Sources: Federal Reserve

Recession Looms Internationally - Global Economy

Global growth projections and changing business activity internationally, are indicating a global pullback in economic activity, with an evolving recessionary environment.

Each year, the International Monetary Fund (IMF) releases a forecast of global GDP growth by country. Projections for 2024 are lower than they have been in prior years, with a noticeable pullback with developed economies. The IMF projects that both emerging markets and developed economies are projected to grow by 4% in 2024. GDP growth estimates for the U.S. are conservative, at 1.5%, while projections for China are at 4.2% and 6.3% for India.

France, Japan, and the  U.K. have slipped into technical recessions, defined by two consecutive quarters of declining GDP data. Germany is also running the risk of falling into a technical recession as well. Germany and Japan are critical economic components of the global economy, with vast manufacturing and production, representing over $3 trillion of total global exports. A persistently weak Japanese yen has helped maintain Japanese exports, yet is inflationary for consumers in Japan especially when buying imported goods.

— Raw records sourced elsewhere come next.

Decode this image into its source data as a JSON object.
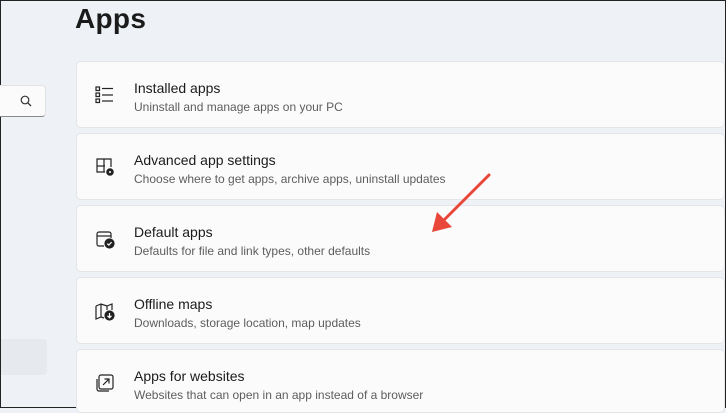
{
  "page": {
    "title": "Apps"
  },
  "search": {
    "icon": "search-icon"
  },
  "cards": [
    {
      "title": "Installed apps",
      "subtitle": "Uninstall and manage apps on your PC",
      "icon": "list-icon"
    },
    {
      "title": "Advanced app settings",
      "subtitle": "Choose where to get apps, archive apps, uninstall updates",
      "icon": "app-settings-icon"
    },
    {
      "title": "Default apps",
      "subtitle": "Defaults for file and link types, other defaults",
      "icon": "default-apps-icon"
    },
    {
      "title": "Offline maps",
      "subtitle": "Downloads, storage location, map updates",
      "icon": "map-download-icon"
    },
    {
      "title": "Apps for websites",
      "subtitle": "Websites that can open in an app instead of a browser",
      "icon": "open-external-icon"
    }
  ],
  "annotation": {
    "color": "#e8473a"
  }
}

Economic data coming from China reveals that housing prices have been falling and property developers have been defaulting on their debt over the past year, possibly affecting consumer sentiment and expenditures in the country.

Thus far, the U.S. has avoided a recessionary environment, even as other developed economies have begun to falter. International trade activity with other countries, as well as domestic consumer expenditures, will be critical factors in validating any retraction in the nation’s economy.

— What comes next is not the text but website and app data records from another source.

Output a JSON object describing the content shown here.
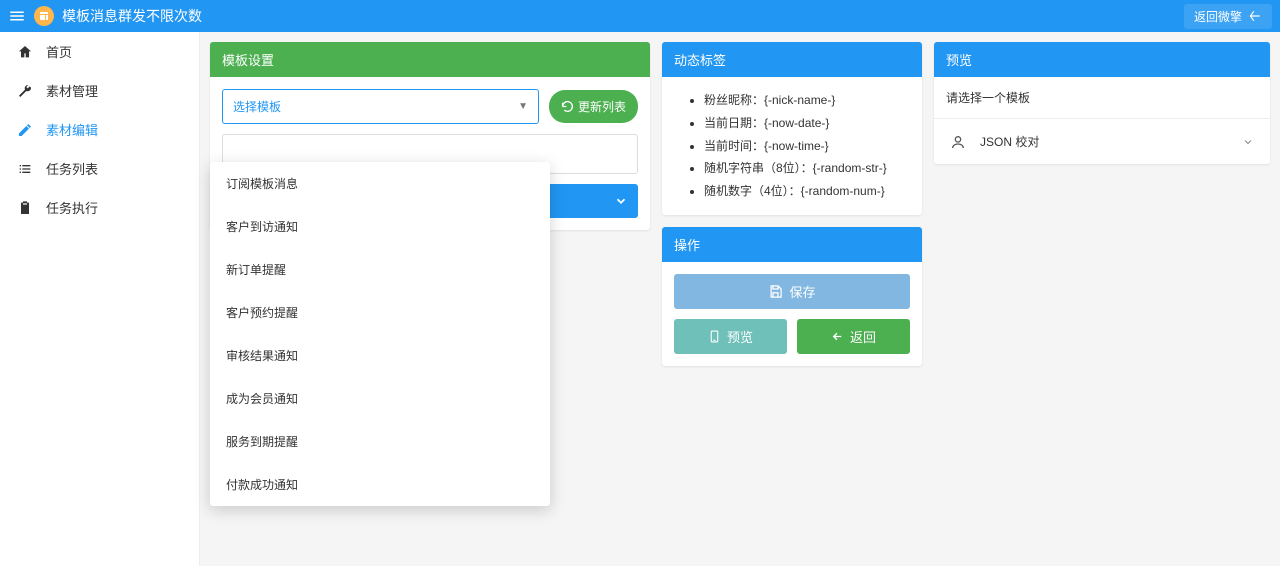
{
  "topbar": {
    "title": "模板消息群发不限次数",
    "back_label": "返回微擎"
  },
  "sidebar": {
    "items": [
      {
        "label": "首页",
        "icon": "home",
        "active": false
      },
      {
        "label": "素材管理",
        "icon": "wrench",
        "active": false
      },
      {
        "label": "素材编辑",
        "icon": "pencil",
        "active": true
      },
      {
        "label": "任务列表",
        "icon": "list",
        "active": false
      },
      {
        "label": "任务执行",
        "icon": "clipboard",
        "active": false
      }
    ]
  },
  "template_panel": {
    "title": "模板设置",
    "select_placeholder": "选择模板",
    "refresh_label": "更新列表",
    "options": [
      "订阅模板消息",
      "客户到访通知",
      "新订单提醒",
      "客户预约提醒",
      "审核结果通知",
      "成为会员通知",
      "服务到期提醒",
      "付款成功通知"
    ]
  },
  "tags_panel": {
    "title": "动态标签",
    "items": [
      "粉丝昵称：{-nick-name-}",
      "当前日期：{-now-date-}",
      "当前时间：{-now-time-}",
      "随机字符串（8位）：{-random-str-}",
      "随机数字（4位）：{-random-num-}"
    ]
  },
  "actions_panel": {
    "title": "操作",
    "save_label": "保存",
    "preview_label": "预览",
    "back_label": "返回"
  },
  "preview_panel": {
    "title": "预览",
    "placeholder": "请选择一个模板",
    "json_label": "JSON 校对"
  }
}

Sources: CIA World FactBook, IMF

**Market Returns: All data is indicative of total return which includes capital gain/loss and reinvested dividends for noted period. Index data sources; MSCI, DJ-UBSCI, WTI, IDC, S&P. The information provided is believed to be reliable, but its accuracy or completeness is not warranted. This material is not intended as an offer or solicitation for the purchase or sale of any stock, bond, mutual fund, or any other financial instrument. The views and strategies discussed herein may not be appropriate and/or suitable for all investors. This material is meant solely for informational purposes and is not intended to suffice as any type of accounting, legal, tax, or estate planning advice. Any and all forecasts mentioned are for illustrative purposes only and should not be interpreted as investment recommendations.